**Entries provided**
__________

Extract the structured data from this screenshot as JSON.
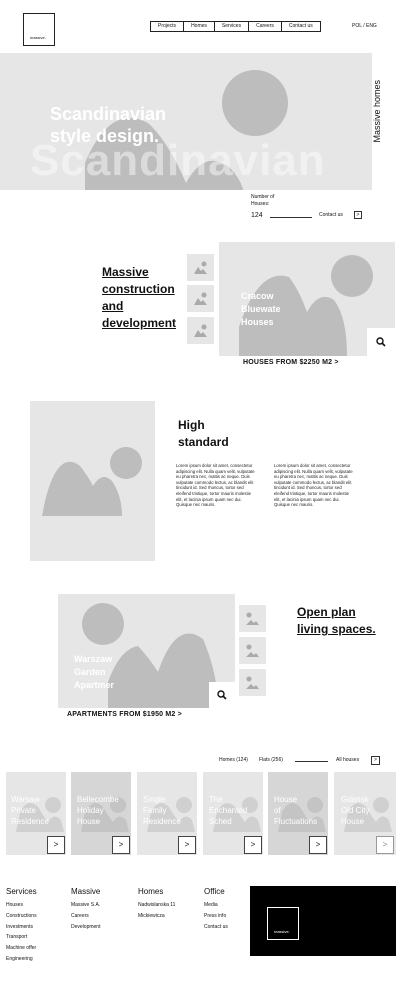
{
  "header": {
    "logo": "massive.",
    "nav": [
      "Projects",
      "Homes",
      "Services",
      "Careers",
      "Contact us"
    ],
    "lang": "POL / ENG"
  },
  "hero": {
    "title_line1": "Scandinavian",
    "title_line2": "style design.",
    "bg_text": "Scandinavian",
    "side_label": "Massive homes",
    "houses_label_1": "Number of",
    "houses_label_2": "Houses:",
    "houses_count": "124",
    "contact": "Contact us",
    "contact_arrow": ">"
  },
  "section1": {
    "heading": [
      "Massive",
      "construction",
      "and",
      "development"
    ],
    "overlay": [
      "Cracow",
      "Bluewate",
      "Houses"
    ],
    "caption": "HOUSES FROM $2250 M2 >"
  },
  "section2": {
    "heading": [
      "High",
      "standard"
    ],
    "lorem": "Lorem ipsum dolor sit amet, consectetur adipiscing elit. Nulla quam velit, vulputate eu pharetra nec, mattis ac neque. Duis vulputate commodo lectus, ac blandit elit tincidunt id. Sed rhoncus, tortor sed eleifend tristique, tortor mauris molestie elit, et lacinia ipsum quam nec dui. Quisque nec mauris."
  },
  "section3": {
    "heading": [
      "Open plan",
      "living spaces."
    ],
    "overlay": [
      "Warszaw",
      "Garden",
      "Apartmer"
    ],
    "caption": "APARTMENTS FROM $1950 M2 >"
  },
  "filter": {
    "homes": "Homes (124)",
    "flats": "Flats (256)",
    "all": "All houses",
    "arrow": ">"
  },
  "cards": [
    {
      "l1": "Warsaw",
      "l2": "Private",
      "l3": "Residence",
      "btn": ">"
    },
    {
      "l1": "Bellecombe",
      "l2": "Holiday",
      "l3": "House",
      "btn": ">"
    },
    {
      "l1": "Single",
      "l2": "Family",
      "l3": "Residence",
      "btn": ">"
    },
    {
      "l1": "The",
      "l2": "Enchanted",
      "l3": "Sched",
      "btn": ">"
    },
    {
      "l1": "House",
      "l2": "of",
      "l3": "Fluctuations",
      "btn": ">"
    },
    {
      "l1": "Gdansk",
      "l2": "Old City",
      "l3": "House",
      "btn": ">"
    }
  ],
  "footer": {
    "cols": [
      {
        "title": "Services",
        "items": [
          "Houses",
          "Constructions",
          "Investments",
          "Transport",
          "Machine offer",
          "Engineering"
        ]
      },
      {
        "title": "Massive",
        "items": [
          "Massive S.A.",
          "Careers",
          "Development"
        ]
      },
      {
        "title": "Homes",
        "items": [
          "Nadwislanska 11",
          "Mickiewicza"
        ]
      },
      {
        "title": "Office",
        "items": [
          "Media",
          "Press info",
          "Contact us"
        ]
      }
    ],
    "logo": "massive."
  }
}
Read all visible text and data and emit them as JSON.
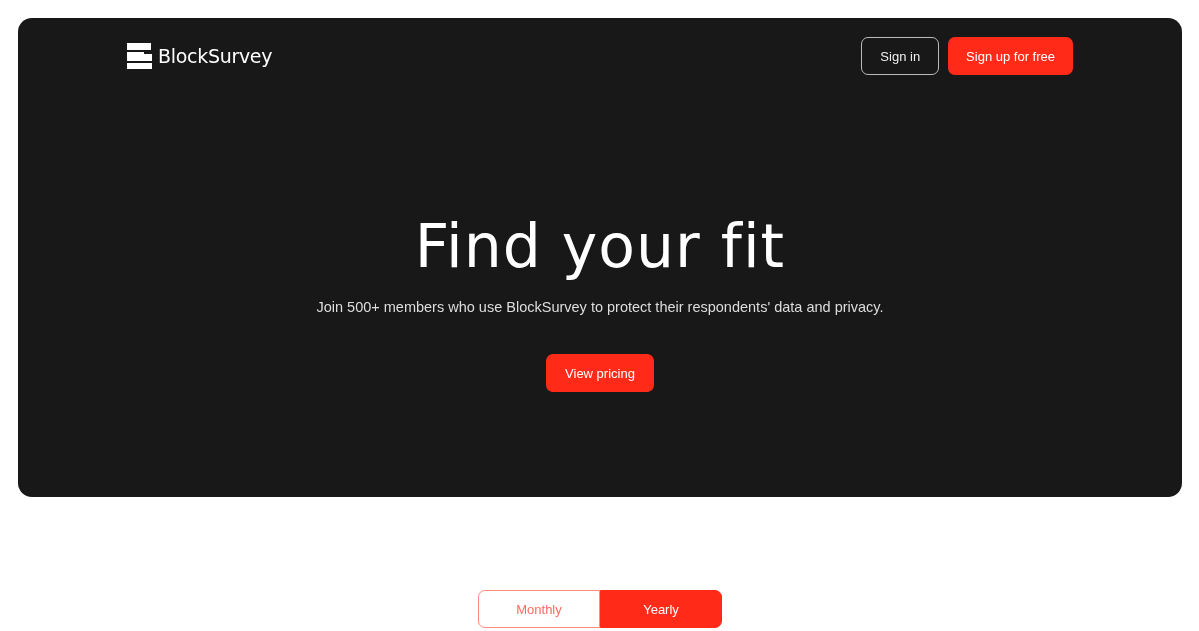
{
  "header": {
    "logo_text": "BlockSurvey",
    "buttons": [
      {
        "label": "Sign in",
        "kind": "outline"
      },
      {
        "label": "Sign up for free",
        "kind": "primary"
      }
    ]
  },
  "hero": {
    "title": "Find your fit",
    "subtitle": "Join 500+ members who use BlockSurvey to protect their respondents' data and privacy.",
    "button": "View pricing"
  },
  "billing_toggle": [
    {
      "label": "Monthly",
      "selected": false
    },
    {
      "label": "Yearly",
      "selected": true
    }
  ]
}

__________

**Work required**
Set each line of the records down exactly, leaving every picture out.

**Response to the exercise**
Extract the structured data from this screenshot as JSON.
{
  "header": {
    "logo": "massive.",
    "nav": [
      "Projects",
      "Homes",
      "Services",
      "Careers",
      "Contact us"
    ],
    "lang": "POL / ENG"
  },
  "hero": {
    "title_line1": "Scandinavian",
    "title_line2": "style design.",
    "bg_text": "Scandinavian",
    "side_label": "Massive homes",
    "houses_label_1": "Number of",
    "houses_label_2": "Houses:",
    "houses_count": "124",
    "contact": "Contact us",
    "contact_arrow": ">"
  },
  "section1": {
    "heading": [
      "Massive",
      "construction",
      "and",
      "development"
    ],
    "overlay": [
      "Cracow",
      "Bluewate",
      "Houses"
    ],
    "caption": "HOUSES FROM $2250 M2 >"
  },
  "section2": {
    "heading": [
      "High",
      "standard"
    ],
    "lorem": "Lorem ipsum dolor sit amet, consectetur adipiscing elit. Nulla quam velit, vulputate eu pharetra nec, mattis ac neque. Duis vulputate commodo lectus, ac blandit elit tincidunt id. Sed rhoncus, tortor sed eleifend tristique, tortor mauris molestie elit, et lacinia ipsum quam nec dui. Quisque nec mauris."
  },
  "section3": {
    "heading": [
      "Open plan",
      "living spaces."
    ],
    "overlay": [
      "Warszaw",
      "Garden",
      "Apartmer"
    ],
    "caption": "APARTMENTS FROM $1950 M2 >"
  },
  "filter": {
    "homes": "Homes (124)",
    "flats": "Flats (256)",
    "all": "All houses",
    "arrow": ">"
  },
  "cards": [
    {
      "l1": "Warsaw",
      "l2": "Private",
      "l3": "Residence",
      "btn": ">"
    },
    {
      "l1": "Bellecombe",
      "l2": "Holiday",
      "l3": "House",
      "btn": ">"
    },
    {
      "l1": "Single",
      "l2": "Family",
      "l3": "Residence",
      "btn": ">"
    },
    {
      "l1": "The",
      "l2": "Enchanted",
      "l3": "Sched",
      "btn": ">"
    },
    {
      "l1": "House",
      "l2": "of",
      "l3": "Fluctuations",
      "btn": ">"
    },
    {
      "l1": "Gdansk",
      "l2": "Old City",
      "l3": "House",
      "btn": ">"
    }
  ],
  "footer": {
    "cols": [
      {
        "title": "Services",
        "items": [
          "Houses",
          "Constructions",
          "Investments",
          "Transport",
          "Machine offer",
          "Engineering"
        ]
      },
      {
        "title": "Massive",
        "items": [
          "Massive S.A.",
          "Careers",
          "Development"
        ]
      },
      {
        "title": "Homes",
        "items": [
          "Nadwislanska 11",
          "Mickiewicza"
        ]
      },
      {
        "title": "Office",
        "items": [
          "Media",
          "Press info",
          "Contact us"
        ]
      }
    ],
    "logo": "massive."
  }
}
Read all visible text and data and emit them as JSON.
{
  "header": {
    "logo_text": "BlockSurvey",
    "buttons": [
      {
        "label": "Sign in",
        "kind": "outline"
      },
      {
        "label": "Sign up for free",
        "kind": "primary"
      }
    ]
  },
  "hero": {
    "title": "Find your fit",
    "subtitle": "Join 500+ members who use BlockSurvey to protect their respondents' data and privacy.",
    "button": "View pricing"
  },
  "billing_toggle": [
    {
      "label": "Monthly",
      "selected": false
    },
    {
      "label": "Yearly",
      "selected": true
    }
  ]
}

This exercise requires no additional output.